Cast off thoughts of wall-to-wall seafood tanks, fluorescent lights and late-night indiscretions from the kitchen staff of your favourite fine-diner. XOPP does not offer these. What it does do, though, is offer a roll-call of Golden Century classics in among new-wave dishes in a setting with better design and a little more wiggle room around the edges.
That’s the pitch anyway. This place is about a coming together of old and new say the briefing notes for Kengo Kuma’s bird’s nest of a building that houses the restaurant at Darling Square. And so says XOPP, a second act for a grand institution 30 years into its lifetime, led by Billy Wong, the son of Golden Century‘s founders, Linda and Eric Wong.
Does it work? In the design, at least, they’ve managed to avoid the funereal quality of the Wine Bank – the team’s other recent project – choosing to work with the circular flow of the mezzanine by keeping the sightlines open, and styling it in a way that happens to match the Nike Savvas installation that hangs into the food court below. Glassware and chopsticks are in shades of orange, bowls and plates in shades of green, while the ceiling – mirrored black with inset Chinoiserie fabric – recalls the panelled floor of the Millennium Falcon, if only Han Solo had had a fondness for Schumacher prints.
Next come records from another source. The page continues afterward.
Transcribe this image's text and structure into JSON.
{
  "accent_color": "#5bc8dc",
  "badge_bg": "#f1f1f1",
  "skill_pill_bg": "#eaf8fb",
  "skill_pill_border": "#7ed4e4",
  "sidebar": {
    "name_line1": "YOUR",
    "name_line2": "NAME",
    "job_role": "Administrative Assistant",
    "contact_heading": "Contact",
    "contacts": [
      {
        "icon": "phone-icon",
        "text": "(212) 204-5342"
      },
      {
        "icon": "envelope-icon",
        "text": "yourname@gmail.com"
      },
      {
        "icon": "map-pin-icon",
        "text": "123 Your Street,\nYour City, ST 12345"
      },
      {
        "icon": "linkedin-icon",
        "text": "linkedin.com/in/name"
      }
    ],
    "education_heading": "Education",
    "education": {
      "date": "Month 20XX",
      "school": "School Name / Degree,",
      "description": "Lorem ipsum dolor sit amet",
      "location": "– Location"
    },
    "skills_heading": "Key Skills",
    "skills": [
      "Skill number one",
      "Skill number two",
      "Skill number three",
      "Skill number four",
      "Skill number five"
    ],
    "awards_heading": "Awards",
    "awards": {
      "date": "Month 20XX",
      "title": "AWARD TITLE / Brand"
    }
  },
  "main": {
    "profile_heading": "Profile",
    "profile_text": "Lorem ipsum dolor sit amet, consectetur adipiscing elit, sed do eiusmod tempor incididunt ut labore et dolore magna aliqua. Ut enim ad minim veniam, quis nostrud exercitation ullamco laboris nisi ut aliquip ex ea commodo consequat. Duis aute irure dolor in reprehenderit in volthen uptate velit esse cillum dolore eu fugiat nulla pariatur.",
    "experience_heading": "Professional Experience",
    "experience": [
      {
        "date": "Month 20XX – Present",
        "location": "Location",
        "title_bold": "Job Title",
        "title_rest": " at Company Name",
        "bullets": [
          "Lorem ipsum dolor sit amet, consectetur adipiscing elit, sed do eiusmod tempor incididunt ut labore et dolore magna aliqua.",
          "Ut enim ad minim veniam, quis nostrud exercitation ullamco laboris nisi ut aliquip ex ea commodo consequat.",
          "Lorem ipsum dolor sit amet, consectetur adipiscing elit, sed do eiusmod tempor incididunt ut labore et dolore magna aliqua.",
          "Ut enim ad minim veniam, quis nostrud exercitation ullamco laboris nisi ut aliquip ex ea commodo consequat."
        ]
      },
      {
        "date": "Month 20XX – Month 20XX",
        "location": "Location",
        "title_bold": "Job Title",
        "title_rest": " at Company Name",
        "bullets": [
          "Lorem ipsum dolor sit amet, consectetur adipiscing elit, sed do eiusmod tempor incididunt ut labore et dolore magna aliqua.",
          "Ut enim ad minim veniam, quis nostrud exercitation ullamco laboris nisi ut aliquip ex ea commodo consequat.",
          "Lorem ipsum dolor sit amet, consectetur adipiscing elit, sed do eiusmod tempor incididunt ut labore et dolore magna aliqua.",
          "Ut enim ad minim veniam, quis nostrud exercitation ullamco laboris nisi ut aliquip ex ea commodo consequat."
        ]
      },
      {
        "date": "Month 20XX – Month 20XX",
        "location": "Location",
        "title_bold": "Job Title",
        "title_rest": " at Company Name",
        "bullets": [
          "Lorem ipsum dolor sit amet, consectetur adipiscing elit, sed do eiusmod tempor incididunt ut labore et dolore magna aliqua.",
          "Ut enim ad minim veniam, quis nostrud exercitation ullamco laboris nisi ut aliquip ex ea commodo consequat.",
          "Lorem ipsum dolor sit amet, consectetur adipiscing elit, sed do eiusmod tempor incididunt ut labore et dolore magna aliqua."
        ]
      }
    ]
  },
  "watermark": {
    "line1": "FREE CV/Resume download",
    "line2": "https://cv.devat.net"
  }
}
The food is just as considered, striking a balance between tradition (aided, no doubt, by the GC-trained chefs in the kitchen), and innovation (realised with the help of Zachary Ng, a chef honed by years at Sepia). So it is that the pork ribs served at the bar are rightly crunchy, and the crisp-skinned chicken – served with two sauces – is just that.
Ng’s more ambitious dishes bring some Western ideas into the fold – pork cheek on a celeriac purée topped with mustard seeds, say – but stay true to the principles of Cantonese cookery, enhancing and emphasising the natural taste of the ingredients. Like the cheek, siu mai have a sweet, clean taste, while chicken-liver parfait – served with fried bread – is lifted with Shaoxing. The parfait-in-a-jar presentation might be hackneyed, but the flavour isn’t.
Others reach further into China, but labels aren’t the game so much as enjoyment. Wong grew up with the hum of Golden Century’s dining room as a soundtrack, and his trick has been designing a menu informed by how people actually use the restaurant, without judgement.
It’s a surprise to see no live fish on the menu (it’s lobster, crab or pipis), but you’re ordering the pipis anyway. This is the party piece, the Signature Dish That Matters, even. The sweet clams are wok-tossed until they pop open, sauced in XO, then served on fried vermicelli (classic) or with savoury doughnuts and an extra bowl of sauce (less classic). It tastes of the sea and garlic and spice and funk in the same way it does at the original. A dish worth naming a restaurant after? Sure.
Not everything’s a hit; the typhoon shelter cauliflower is too oily. But the XO prawn roll in a fried bun, usually a bar-only snack, should be a nailed-on main-menu item. Ask, and staff might sneak it to your table. This kind of adaptability works in their favour, because the rest of the service can be chaos. It’s improving, and the tone is right, but there’s a way to go yet.
Jon Obseiston’s wine list, meanwhile, hits familiar notes: large, mostly French or local, with an emphasis on classic chardonnay, pinot and benchmark shiraz. Wines made for Golden Century – riesling by Henschke, chardonnay by Tyrrell’s – have been designed with matching in mind. Loose-leaf tea (an ask, rather than offer scenario) and Tsingtao keep things on the straight and narrow.
Dessert is more a curve. There are no watermelon slices, but there is a watermelon granita served over curd. It’s nothing special, but it’s fresh and playful. The lava custard buns riff on the breakfast-as-dessert thing, while the foaming bubble-tea panna cotta hits on an enduring classic.
New spins on classics can be fraught, and it was hard to tell where XOPP would land. Happily, the integral parts are in the right spots, and at its best it manages to take those things that made the original what it is, but still forge an identity of its own. If this is the future, the future is golden.